Application of Matrix Training for Expanding Communication and Listener Repertoires of Toddlers With Autism Spectrum Disorder
|SANDHYA RAJAGOPAL (Florida Institute of Technology), Corina Jimenez-Gomez (The Scott Center for Autism Treatment), Jeanine R Tanz (The Scott Center for Autism Treatment at Florida I), Krystin Hussain (Florida Institute of Technology), Ivy M. Chong Crane Crane (Florida Institute of Technology & The Scott Center for Autism Treatment)

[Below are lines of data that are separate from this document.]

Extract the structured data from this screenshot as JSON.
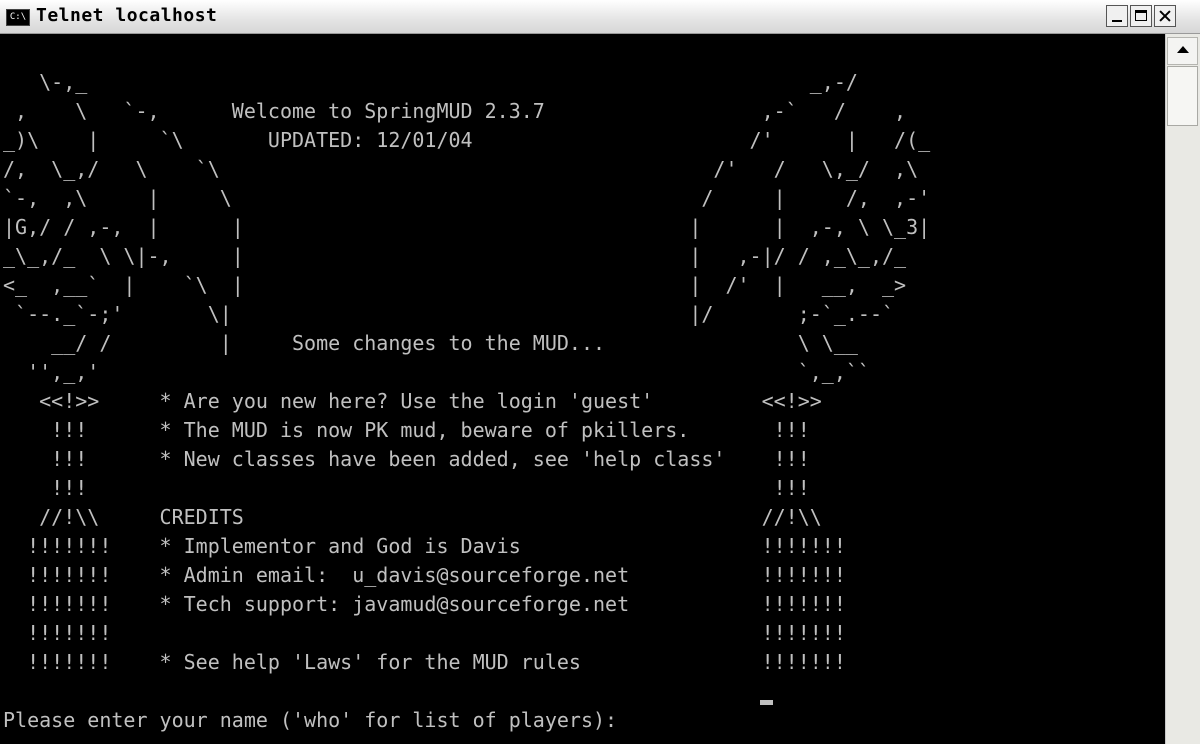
{
  "window": {
    "icon_text": "C:\\",
    "title": "Telnet localhost"
  },
  "console": {
    "lines": [
      "   \\-,_                                                            _,-/",
      " ,    \\   `-,      Welcome to SpringMUD 2.3.7                  ,-`   /    ,",
      "_)\\    |     `\\       UPDATED: 12/01/04                       /'      |   /(_",
      "/,  \\_,/   \\    `\\                                         /'   /   \\,_/  ,\\",
      "`-,  ,\\     |     \\                                       /     |     /,  ,-'",
      "|G,/ / ,-,  |      |                                     |      |  ,-, \\ \\_3|",
      "_\\_,/_  \\ \\|-,     |                                     |   ,-|/ / ,_\\_,/_",
      "<_  ,__`  |    `\\  |                                     |  /'  |   __,  _>",
      " `--._`-;'       \\|                                      |/       ;-`_.--`",
      "    __/ /         |     Some changes to the MUD...                \\ \\__",
      "  '',_,'                                                          `,_,``",
      "   <<!>>     * Are you new here? Use the login 'guest'         <<!>>",
      "    !!!      * The MUD is now PK mud, beware of pkillers.       !!!",
      "    !!!      * New classes have been added, see 'help class'    !!!",
      "    !!!                                                         !!!",
      "   //!\\\\     CREDITS                                           //!\\\\",
      "  !!!!!!!    * Implementor and God is Davis                    !!!!!!!",
      "  !!!!!!!    * Admin email:  u_davis@sourceforge.net           !!!!!!!",
      "  !!!!!!!    * Tech support: javamud@sourceforge.net           !!!!!!!",
      "  !!!!!!!                                                      !!!!!!!",
      "  !!!!!!!    * See help 'Laws' for the MUD rules               !!!!!!!",
      "",
      "Please enter your name ('who' for list of players): "
    ]
  }
}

Communication deficits are common in children diagnosed with Autism Spectrum Disorder (ASD). Using generative instruction for communication skills, such as matrix training, instructors teach a subset of skills and new skills emerge without direct teaching. Such an approach can result in a faster acquisition of functional language in children with communication delays. Matrix training has been used to teach preschool-aged children with ASD spelling, writing, receptive identification, and pretend play skills. This approach also has been effectively used to teach tacting and listener skills to children with intellectual disabilities. We employed matrix training with much younger participants:2-year-old boys, diagnosed with ASD with a limited communication repertoire. We taught noun-verb tacting and listener responding skills. During baseline, participants demonstrated limited correct noun-verb tacting. Correct responses for targets directly taught increased progressively across trials. Further, we observed spontaneous generalization to novel noun-verb tacts in the natural environment. These findings suggest matrix training can be a useful instructional strategy for expanding the communication repertoire of young children diagnosed with ASD.